%%
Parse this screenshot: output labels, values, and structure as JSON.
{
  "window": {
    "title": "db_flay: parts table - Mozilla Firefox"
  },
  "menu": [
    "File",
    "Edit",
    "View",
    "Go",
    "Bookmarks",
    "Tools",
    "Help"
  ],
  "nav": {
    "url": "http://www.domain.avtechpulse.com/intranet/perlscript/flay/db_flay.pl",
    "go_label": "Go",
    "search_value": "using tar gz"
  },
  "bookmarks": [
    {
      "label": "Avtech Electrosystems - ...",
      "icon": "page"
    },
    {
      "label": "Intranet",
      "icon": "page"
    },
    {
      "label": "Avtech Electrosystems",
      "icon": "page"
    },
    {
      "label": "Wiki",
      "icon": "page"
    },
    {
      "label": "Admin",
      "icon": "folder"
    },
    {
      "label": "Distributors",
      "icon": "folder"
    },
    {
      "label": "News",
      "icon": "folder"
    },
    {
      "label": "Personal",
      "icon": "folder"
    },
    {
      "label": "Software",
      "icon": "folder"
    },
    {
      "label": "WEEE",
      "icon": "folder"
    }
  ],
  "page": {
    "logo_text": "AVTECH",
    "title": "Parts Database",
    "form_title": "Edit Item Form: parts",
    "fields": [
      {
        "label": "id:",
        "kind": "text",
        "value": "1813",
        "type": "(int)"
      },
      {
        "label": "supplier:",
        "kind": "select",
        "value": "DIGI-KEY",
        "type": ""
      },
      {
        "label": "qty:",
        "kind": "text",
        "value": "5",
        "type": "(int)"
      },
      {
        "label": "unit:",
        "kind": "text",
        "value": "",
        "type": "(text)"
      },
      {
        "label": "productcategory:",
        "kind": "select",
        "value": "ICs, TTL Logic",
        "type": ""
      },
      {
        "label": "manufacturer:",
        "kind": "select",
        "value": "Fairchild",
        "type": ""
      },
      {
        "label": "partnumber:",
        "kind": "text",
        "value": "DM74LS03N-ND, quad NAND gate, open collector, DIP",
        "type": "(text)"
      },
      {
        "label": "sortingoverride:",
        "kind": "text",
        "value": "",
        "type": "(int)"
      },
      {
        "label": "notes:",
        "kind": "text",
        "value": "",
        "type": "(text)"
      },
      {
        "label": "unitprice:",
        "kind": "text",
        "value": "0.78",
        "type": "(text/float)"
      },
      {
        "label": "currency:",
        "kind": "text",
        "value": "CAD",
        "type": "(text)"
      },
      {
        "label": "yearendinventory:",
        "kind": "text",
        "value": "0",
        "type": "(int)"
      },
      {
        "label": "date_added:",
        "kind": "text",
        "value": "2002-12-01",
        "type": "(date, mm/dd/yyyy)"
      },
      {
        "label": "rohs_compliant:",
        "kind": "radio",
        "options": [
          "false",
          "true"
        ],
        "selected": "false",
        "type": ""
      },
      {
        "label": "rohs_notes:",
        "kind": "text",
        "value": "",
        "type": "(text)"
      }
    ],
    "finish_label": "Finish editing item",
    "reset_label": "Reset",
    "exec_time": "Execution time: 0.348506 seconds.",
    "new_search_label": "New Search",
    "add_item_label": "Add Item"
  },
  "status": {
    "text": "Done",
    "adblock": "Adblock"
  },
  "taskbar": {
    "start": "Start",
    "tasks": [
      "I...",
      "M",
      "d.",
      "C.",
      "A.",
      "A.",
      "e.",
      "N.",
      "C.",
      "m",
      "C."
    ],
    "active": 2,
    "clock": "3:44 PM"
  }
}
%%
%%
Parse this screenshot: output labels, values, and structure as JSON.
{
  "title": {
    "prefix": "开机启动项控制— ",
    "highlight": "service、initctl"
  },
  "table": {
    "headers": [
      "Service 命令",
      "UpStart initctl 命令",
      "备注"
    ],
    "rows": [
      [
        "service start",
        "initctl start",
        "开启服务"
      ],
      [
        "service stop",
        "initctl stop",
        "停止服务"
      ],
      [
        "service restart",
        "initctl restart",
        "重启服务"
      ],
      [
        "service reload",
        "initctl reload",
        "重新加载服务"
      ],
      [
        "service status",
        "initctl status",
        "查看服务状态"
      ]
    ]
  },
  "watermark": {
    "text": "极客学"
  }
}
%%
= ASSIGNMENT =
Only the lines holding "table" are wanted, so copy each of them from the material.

= SOLVED EXERCISE =
    "title": "db_flay: parts table - Mozilla Firefox"
  "table": {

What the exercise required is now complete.